Want to know a quick way to measure how good a ball carrier is? Check his yards-per-carry average. Anything over 4.0 is desirable. Then check his number of carries. The more of those he has, the more impressive that average becomes.
Over his 10-year NFL career, the Jaguars' Fred Taylor is averaging 4.7 yards each time he carries the ball (an average of 228 times per season, or about 14 times per game). The past two seasons, though, he's been even more spectacular, averaging exactly 5.0 yards in 2006 and 5.4 this season. His carry total has been right on par (231 in '06, 223 this season).
Seven times in those 10 years, Taylor has gained well over 1,000 yards, despite missing nearly three-dozen games due to injury over that span. And while he doesn't find the end zone as often as he used to (only 21 TDs in the past five years, compared to 40 in his first five), Taylor provides the perfect offensive threat for Jacksonville: a hard-nosed runner who can put his team in short-yardage situations and set up play-action passes.
Having acquired the "injury-prone" label over the years, Taylor has had back-to-back 15-game seasons. Had Jacksonville head coach Jack Del Rio not decided to rest several of his starters for the season finale against Houston, Taylor would likely have started the entire 16-game season for the first time since 2002 and '03.
What's more, he appears to be getting stronger as the season wears on.
Said his teammate, QB David Garrard, in a recent interview with the Florida Times-Union, "Whenever you get later in the year like that, defensive guys are getting worn down and beat down. Fred just continues to have a lot of energy. Before the game, he was saying, 'Man, I'm starting to feel it a little bit.' But even then, it doesn't matter because when he gets out there, he's running strong. He's hungry. He wants to do something special this year like we all do."
Taylor has faced the Patriots just three times in his career. The first time was a memorable one for all the wrong reasons. In a Wild Card win over the Pats in Jacksonville, a then-rookie Taylor rushed for 162 yards on 33 carries (4.9 average) and a touchdown.
Since then, it's been downhill for Taylor. In a regular season contest in December of 2003 here in Foxboro, he carried 16 times for just 57 yards (3.6 average) and no TDs. His most recent appearance was in the 2005 playoffs, also at Gillette. Again, Taylor was limited to 8 carries for 24 yards (3.0 average) and no touchdowns.
Those are the type of numbers the Pats will need to force Taylor into this weekend.
Heading into 2007, Jaguars cornerback Rashean Mathis was coming off the most productive season of his career. His eight interceptions set a new team record, and were second overall in the league (Asante Samuel and Champ Bailey each had 10 last season). That mark, coupled with his 71 tackles, helped him earn a starting nod in the Pro Bowl and All-Pro honors.

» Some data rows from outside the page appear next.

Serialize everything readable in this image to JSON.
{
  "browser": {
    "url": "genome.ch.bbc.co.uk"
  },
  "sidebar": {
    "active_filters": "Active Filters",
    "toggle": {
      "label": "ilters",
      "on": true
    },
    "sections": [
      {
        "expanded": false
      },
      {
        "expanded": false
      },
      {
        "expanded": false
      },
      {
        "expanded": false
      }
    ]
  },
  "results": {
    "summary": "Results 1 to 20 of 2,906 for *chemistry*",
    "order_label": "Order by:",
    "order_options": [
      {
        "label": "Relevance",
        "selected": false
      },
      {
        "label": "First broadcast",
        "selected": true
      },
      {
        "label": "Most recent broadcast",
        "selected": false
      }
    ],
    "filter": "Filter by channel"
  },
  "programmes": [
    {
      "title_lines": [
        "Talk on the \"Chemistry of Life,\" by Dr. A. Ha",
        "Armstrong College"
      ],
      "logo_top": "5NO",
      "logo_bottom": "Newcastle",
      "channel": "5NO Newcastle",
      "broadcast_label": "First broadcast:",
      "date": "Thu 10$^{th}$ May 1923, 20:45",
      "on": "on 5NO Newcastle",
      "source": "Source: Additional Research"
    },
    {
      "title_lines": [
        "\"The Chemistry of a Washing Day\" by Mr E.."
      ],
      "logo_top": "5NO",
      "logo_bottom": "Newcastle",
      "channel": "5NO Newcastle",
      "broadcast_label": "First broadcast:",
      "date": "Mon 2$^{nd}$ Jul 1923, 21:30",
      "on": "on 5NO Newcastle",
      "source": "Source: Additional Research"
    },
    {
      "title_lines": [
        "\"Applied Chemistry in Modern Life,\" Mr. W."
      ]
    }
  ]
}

But time caught up with the five-year veteran in '07. For the first time in his pro career, he failed to start every game for Jacksonville. Nagging groin injuries forced him to miss the Jags' November win over Buffalo; mostly as a precaution, Mathis also sat out the season finale against Houston. His 12 passes defensed in '06 were cut in half this year, and his INT total dropped to just one.
Those numbers aside, Mathis is still capable of being a shut-down corner against the better wide receivers in the NFL. Few teams this season have been able to contain Randy Moss without double-covering him. But Mathis' ability to cover man-to-man might allow Jags coach Jack Del Rio to free up another defender to apply double coverage to one of New England's other receiving threats.
If - and that's a big if - Mathis can handle that job on his own, his team might have a better chance of doing what no other opponent has done to the Pats all season. New England will need to test this match-up early.
Get after Garrard
During the previous five seasons, David Garrard dutifully backed up Jacksonville's franchise quarterback, Byron Leftwich. When the oft-injured Leftwich couldn't play, Garrard would step in and, more often than not, acquit himself quite well.
When the Jags released Leftwich at the beginning of this season, the starting job in Jacksonville became Garrard's full-time. And he has take full advantage of the opportunity.
Though he threw only 18 touchdowns in '07, Garrard rarely made mistakes either, tossing only three INTs all season. He's an athletic 6-1, 245 pounder who is equally adept at escaping the rush with his feet as his is beating it with his arm.
Having had to wait so long to get his chance to be the undisputed leader of the Jaguars offense may have been frustrating for Garrard, but it also has made him a tougher, more determined player.
In an recent interview with a Jacksonville-area newspaper, Garrard said, "I just want to be an inspiration out there for other people that think maybe their game isn't achieving the right kind of level … hold on, continue to persevere. That capsulized all that I went through and I think it's given me a different edge when I'm out there."
The Pats defense will have to neutralize that edge, either by taking away Garrard's running game with Taylor and Maurice Jones-Drew, or shutting down his passing attack with tight coverage or a strong pass rush, forcing Garrard to beat the Pats by himself.